A Hand Full of Stars – director Michael Schäfer (Lebanon)
Swedish co-producer: Neil Bell

1969 – Damascus, Syria. Sami, 15 years old, has a dream: he wants to become a journalist – in a country where a totalitarian  regime fights every attempt of free press. Sami’s father however insists on his son becoming a baker like himself. When Syrian Secret Service arrests the father, for no reason, Sami decides to use his writing talents for what is “right”. Together with Mahmud and Habib, a disappointed ex-journalist, Sami creates an underground newspaper, which they would stuff into socks and sell in the bazaar. The Sock-Newspaper is born. Soon Habib is arrested and accused of treason. It’s the end of the Sock-Newspaper. But then the whole neighborhood stands up against the armed forces and proves that the newspaper did make a difference. Sami decides to continue the mission without Habib. His friend needs the newspaper, so does the whole country.




Apollo – directors Tarazan and Arab Nasser (Palestine)
Swedish co-producer: Cécile Forsberg Becker

Gaza, nowadays. Sixty-year-old Issa is a fisherman consumed by sexual fantasies. He is secretly in love with Siham, a divorcee working in the fish market. One day, in his fishing net, Issa finds a statue of Apollo with a huge erect penis. That’s when his troubles begin…






 Backstage – director Afef Ben Mahmoud (Tunisia, Morocco)
Swedish co-producer: Maryam Ebrahimi

The Tunisian dance company ‘Without Borders’ is concluding a Moroccan tour. During their penultimate show in an Atlas town, Hedi, one of the six dancers, injures Aida – his partner on and off the stage. They have to leave in a hurry in order to seek urgent medical attention for Aida and take to the road traveling to the next village to see the only doctor in the area.
By the light of the full moon, the company go on an unexpected detour to ensure the all-important final performance goes ahead. Their adventure begins on a road which goes through a dense forest where, after an accident, the group decides to continue their journey on foot. This unexpected, unusual situation leads the members of the company to reveal their true character. Finally, after a long, arduous night, they reach the doctor’s house in the early hours of the morning and the new day hails in a different dynamic in the company.





Inshallah, It’s a boy – director Amjad Al Rasheed (Jordan)
Swedish co-producer: Linda Mutawi

NAWAL “a mother and housewife ” aches an early sudden death of her husband that shakes up her life, however that’s nothing compared to the consequences that follow.
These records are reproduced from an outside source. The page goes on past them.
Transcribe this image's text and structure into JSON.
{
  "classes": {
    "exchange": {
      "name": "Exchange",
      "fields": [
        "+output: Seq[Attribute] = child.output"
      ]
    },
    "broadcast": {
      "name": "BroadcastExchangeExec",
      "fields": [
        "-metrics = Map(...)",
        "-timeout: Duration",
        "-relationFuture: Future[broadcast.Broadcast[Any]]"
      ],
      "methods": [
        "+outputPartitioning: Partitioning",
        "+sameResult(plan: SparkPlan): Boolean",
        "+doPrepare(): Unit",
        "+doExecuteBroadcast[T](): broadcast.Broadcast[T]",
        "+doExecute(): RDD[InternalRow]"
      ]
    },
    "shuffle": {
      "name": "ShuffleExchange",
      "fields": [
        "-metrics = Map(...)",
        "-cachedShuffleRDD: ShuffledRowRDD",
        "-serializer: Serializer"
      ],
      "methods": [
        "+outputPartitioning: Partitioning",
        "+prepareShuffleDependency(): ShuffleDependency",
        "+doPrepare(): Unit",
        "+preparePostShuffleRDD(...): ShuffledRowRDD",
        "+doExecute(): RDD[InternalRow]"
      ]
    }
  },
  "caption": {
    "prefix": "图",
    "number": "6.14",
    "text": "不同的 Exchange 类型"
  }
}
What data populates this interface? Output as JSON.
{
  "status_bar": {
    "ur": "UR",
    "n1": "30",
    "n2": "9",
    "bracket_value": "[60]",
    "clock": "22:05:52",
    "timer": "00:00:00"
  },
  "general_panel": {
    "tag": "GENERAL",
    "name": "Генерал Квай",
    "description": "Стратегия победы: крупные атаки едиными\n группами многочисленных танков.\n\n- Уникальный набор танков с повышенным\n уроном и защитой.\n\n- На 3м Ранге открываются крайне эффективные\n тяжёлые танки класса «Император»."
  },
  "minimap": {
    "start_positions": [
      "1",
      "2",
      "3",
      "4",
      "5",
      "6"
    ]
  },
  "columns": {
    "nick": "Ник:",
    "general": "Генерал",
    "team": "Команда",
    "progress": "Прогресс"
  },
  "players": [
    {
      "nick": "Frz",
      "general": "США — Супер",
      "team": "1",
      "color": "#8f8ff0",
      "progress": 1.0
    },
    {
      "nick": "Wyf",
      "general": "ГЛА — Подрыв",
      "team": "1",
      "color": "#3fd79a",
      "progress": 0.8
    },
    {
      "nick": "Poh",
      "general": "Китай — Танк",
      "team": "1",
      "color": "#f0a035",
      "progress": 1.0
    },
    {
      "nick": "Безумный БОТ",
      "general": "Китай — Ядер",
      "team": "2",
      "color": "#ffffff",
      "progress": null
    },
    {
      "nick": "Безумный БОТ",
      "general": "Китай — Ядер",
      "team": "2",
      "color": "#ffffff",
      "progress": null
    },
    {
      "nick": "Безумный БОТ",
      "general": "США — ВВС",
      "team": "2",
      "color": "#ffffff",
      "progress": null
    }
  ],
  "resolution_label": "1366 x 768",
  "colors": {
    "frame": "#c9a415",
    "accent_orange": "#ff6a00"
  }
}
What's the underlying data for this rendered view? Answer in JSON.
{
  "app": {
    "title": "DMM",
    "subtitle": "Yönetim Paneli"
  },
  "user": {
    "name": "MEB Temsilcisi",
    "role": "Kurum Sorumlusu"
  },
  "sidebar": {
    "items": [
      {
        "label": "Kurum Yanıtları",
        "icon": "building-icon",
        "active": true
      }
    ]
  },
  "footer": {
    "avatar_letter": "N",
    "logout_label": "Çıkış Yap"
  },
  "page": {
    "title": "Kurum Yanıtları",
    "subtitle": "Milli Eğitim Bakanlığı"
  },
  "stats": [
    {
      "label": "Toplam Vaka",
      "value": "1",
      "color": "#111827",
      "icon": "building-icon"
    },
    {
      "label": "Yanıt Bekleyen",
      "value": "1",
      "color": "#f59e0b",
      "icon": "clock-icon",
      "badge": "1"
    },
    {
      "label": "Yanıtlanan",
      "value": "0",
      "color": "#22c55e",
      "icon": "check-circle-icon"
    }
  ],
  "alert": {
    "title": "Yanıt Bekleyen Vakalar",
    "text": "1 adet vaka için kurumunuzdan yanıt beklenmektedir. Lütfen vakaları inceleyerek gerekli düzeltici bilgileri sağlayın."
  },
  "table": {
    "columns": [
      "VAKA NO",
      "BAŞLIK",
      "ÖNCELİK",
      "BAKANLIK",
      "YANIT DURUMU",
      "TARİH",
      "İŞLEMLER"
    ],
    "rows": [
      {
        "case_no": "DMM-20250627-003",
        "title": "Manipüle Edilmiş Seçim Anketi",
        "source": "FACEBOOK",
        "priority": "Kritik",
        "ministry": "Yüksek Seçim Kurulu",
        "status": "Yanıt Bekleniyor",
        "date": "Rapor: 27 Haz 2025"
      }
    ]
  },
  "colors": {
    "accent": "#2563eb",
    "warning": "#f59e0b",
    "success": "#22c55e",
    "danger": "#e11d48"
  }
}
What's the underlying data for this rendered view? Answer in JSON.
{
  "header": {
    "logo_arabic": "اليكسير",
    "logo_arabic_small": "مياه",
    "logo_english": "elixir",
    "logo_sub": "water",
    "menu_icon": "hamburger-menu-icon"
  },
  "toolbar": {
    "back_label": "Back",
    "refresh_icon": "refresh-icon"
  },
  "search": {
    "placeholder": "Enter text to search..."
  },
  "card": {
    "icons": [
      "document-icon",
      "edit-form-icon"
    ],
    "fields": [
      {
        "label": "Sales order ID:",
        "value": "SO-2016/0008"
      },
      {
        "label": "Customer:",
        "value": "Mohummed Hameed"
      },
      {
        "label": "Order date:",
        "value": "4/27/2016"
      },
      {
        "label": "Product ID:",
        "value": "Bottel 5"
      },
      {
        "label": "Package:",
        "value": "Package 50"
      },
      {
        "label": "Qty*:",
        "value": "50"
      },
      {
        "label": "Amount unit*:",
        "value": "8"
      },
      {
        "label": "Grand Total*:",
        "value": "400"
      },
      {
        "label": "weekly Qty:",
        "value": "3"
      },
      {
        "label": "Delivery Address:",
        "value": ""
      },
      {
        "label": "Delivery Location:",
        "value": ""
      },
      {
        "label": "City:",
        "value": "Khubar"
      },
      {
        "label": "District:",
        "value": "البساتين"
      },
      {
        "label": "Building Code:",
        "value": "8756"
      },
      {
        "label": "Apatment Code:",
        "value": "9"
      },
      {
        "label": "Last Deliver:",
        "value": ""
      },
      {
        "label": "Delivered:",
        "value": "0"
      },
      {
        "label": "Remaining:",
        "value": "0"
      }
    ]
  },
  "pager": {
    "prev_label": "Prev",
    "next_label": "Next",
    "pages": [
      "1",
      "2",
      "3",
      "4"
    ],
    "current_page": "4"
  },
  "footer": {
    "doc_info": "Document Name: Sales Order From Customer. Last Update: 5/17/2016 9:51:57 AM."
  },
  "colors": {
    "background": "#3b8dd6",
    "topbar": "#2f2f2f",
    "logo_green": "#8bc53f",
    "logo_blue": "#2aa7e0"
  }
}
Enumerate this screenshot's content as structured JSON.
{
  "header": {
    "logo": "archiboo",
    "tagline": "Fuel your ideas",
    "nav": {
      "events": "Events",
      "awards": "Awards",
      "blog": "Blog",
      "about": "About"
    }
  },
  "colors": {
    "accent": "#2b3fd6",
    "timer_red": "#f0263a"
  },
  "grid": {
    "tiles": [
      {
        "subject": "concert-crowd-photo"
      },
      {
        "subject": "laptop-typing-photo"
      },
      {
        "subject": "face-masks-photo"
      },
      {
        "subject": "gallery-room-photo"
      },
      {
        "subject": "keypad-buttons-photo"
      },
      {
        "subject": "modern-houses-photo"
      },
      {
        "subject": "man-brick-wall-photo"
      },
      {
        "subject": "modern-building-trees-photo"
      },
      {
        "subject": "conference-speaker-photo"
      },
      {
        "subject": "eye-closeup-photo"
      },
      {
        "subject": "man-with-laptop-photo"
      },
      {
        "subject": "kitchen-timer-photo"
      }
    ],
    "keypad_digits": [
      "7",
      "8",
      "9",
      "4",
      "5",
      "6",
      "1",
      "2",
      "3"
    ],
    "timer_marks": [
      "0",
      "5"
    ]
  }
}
As she is hit with the reality that she might lose her home to her brother in law RIFQI, as according to the Islamic sharia the inheritance law is clear; which states that if she doesn’t have a son, then her husband’s side of his family takes most of the inheritance he left. She tries to find ways to hold onto the only roof, both
her and her daughter, know. A roof that she paid for from money that came out of her own pockets. As she stumbles upon these threats, she loses hope and turns to lying.





The Man Who Sold His Skin – director Kaouther Ben Hania (Tunisia)
Swedish co-producer: Andreas Rocksén

Sam Ali, a Syrian young man, took refuge in Lebanon to flee the Syrian civil war. There, he meets Jeffrey Godefroi, a famous American contemporary artist. The artist makes Sam Ali his piece of work by tattooing his back. Sam Ali then passes from the status of vulgar “undocumented” to that of a work of art internationally sought after. His tattooed skin is worth an astronomical sum on the art market, collectors are interested, auction goes up, human rights activists are outraged. How to get out of such a trap, how to become a man again when one is relegated to the status of a commercial good? This is the dilemma of Sam Ali, the man who sold his skin.